The Countess also gave funds for the building of the Catholic Church at Ventnor and it was at her suggestion that Our Lady should be included in the patronal title; hence the dedication of “Our Lady and St. Wilfrid“. During her life all Island Catholic churches benefitted in some way from her generosity. She also paid the salaries of the teachers at St. Mary’s School where the children would sing songs / hymns for the Countess whenever she visited. Two years later she built and endowed the Dominican Convent at Carisbrooke, contributing £12000 towards the cost. The site on the hill opposite the famous Castle was chosen as it was as near as possible to the Catholic section of the cemetery where Miss Charlotte Elliot was buried and it was here beside her beloved friend that she decided was to be her final resting place where the nuns could pray daily for the repose of her soul. She always had a desire to join the Dominicans, but instead she brought the Order to the Island from Hurst Green, Stoneyhurst in Staffordshire. Bishop Grant laid the foundation stone on the feast of St. Dominic 1865 and the Convent (known later as Carisbrooke Priory) was dedicated, like the Church at West Croydon, to “Our Lady of Reparation” and opened in November 1866 with the first Mass celebrated on 13th December. This Dominican Priory was the first religious Order to be established on the Island in the Post-Reformation era.

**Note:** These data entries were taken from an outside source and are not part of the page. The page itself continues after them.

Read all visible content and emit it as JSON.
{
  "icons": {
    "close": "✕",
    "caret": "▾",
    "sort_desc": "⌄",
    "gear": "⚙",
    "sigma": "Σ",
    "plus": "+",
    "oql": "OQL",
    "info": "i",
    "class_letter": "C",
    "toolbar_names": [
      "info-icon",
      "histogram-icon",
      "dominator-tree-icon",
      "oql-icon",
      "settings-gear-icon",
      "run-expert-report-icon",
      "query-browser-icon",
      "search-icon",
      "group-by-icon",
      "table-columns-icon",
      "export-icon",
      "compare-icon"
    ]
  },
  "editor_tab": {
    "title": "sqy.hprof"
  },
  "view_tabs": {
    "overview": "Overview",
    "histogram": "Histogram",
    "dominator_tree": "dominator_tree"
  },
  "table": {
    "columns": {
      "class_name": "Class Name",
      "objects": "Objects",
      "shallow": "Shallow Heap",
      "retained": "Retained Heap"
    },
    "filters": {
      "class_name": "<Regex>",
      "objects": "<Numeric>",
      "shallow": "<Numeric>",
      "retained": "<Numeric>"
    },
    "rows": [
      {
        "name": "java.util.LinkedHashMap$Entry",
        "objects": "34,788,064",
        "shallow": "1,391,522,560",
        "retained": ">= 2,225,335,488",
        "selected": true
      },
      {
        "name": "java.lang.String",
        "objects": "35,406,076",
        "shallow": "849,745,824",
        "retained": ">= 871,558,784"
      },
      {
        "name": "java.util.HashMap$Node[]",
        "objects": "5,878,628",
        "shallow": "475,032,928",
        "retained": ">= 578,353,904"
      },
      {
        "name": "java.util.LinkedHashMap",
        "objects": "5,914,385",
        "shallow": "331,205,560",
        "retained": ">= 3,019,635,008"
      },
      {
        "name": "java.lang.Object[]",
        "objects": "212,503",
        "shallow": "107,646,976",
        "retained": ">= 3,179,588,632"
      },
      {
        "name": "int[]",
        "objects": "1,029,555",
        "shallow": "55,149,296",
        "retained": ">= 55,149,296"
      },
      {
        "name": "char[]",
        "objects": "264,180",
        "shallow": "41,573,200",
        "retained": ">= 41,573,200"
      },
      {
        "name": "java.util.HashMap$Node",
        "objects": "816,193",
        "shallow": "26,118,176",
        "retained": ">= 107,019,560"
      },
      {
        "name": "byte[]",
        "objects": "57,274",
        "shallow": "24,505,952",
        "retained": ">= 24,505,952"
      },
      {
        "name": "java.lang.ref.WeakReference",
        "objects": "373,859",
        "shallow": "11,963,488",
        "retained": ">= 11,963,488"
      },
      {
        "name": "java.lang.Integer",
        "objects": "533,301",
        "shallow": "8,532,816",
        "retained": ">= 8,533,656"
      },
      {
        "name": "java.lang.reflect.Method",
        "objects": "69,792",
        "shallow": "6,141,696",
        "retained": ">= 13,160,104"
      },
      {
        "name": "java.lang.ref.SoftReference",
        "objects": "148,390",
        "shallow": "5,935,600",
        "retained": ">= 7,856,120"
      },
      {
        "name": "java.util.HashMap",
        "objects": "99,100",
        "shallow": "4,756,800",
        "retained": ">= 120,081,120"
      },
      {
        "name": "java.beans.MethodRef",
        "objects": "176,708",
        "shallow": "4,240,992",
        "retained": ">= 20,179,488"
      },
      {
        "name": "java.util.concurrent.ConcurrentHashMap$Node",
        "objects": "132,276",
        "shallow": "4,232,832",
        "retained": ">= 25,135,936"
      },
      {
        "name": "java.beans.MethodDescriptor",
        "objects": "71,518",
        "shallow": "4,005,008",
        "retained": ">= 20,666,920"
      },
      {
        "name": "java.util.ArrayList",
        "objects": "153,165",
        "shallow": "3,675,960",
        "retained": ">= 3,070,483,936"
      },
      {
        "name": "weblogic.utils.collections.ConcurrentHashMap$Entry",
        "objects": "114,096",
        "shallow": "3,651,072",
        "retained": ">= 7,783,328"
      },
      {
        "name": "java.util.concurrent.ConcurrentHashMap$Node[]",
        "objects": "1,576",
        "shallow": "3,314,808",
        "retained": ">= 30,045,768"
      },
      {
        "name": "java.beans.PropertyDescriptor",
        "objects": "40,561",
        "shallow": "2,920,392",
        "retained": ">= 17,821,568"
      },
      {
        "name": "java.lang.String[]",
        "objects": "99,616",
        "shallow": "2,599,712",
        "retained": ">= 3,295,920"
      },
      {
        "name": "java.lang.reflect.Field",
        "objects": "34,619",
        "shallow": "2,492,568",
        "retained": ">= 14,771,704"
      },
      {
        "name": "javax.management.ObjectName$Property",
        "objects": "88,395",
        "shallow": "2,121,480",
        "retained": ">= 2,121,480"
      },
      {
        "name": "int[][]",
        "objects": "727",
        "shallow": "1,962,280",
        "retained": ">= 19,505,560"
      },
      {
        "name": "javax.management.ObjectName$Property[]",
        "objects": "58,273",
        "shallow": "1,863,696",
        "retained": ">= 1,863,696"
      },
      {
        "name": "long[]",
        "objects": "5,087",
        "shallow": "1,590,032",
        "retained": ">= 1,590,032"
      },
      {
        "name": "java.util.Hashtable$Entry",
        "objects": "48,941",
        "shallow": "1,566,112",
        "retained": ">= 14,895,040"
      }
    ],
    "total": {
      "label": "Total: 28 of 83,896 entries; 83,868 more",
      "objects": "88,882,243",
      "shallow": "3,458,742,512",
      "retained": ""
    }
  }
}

The Countess of Clare died on the feast of St. Catherine of Sienna, 30th April, 1879 (aged 86.) Her Requiem Mass was sung by the Bishop James Danell of Southwark with Fr. Fryer of Newport as Deacon and Fr. F.S. Bowles of Ventnor as Sub-Deacon. Fr. Cahill told the congregation: “In all the years that I have known her, not only was she most generous, but she lived the life of a saint. Yet despite this she was always anxious to do contrition for her sins.” This observation was clearly evident in the fact that the churches the Countess built at Ryde, Croydon and Carisbrooke included the reparation or conversion of sinners in their dedication. Today, Catholics have, to a large extent, lost their sense of sin and the confessionals have almost become redundant; yet for the Countess, like others at the time, weekly Confession was paramount in order to receive Our Lord worthily in Holy Communion. Her attitude towards Catholicism can be summarized quite simply. She was eternally grateful that at the age of 48 she had at last found the True Faith which was effectively modelled on that of St. Alphonsus; the importance of the Passion of Our Lord and a deep devotion both to the Sacraments and to Our Blessed Lady as the intercessor for our sins.
In St. Mary’s the rose window in the sanctuary is the parish’s memorial to their foundress. It shows Mary with her Immaculate Heart holding the child Jesus and the Countess kneeling wearing the habit of a Dominican nun offering a model which depicts St. Mary’s Church and an angel behind bearing her coat of arms. On the right is her patron, St. Elizabeth of Hungary. The inscription around the window reads: “Pray for the Elizabeth, Countess of Clare, Foundress of this Church, who died 30th April 1879. RIP”
A full account of her life and times can be read in “Ryde to Rome” published by the IoW Catholic History Society.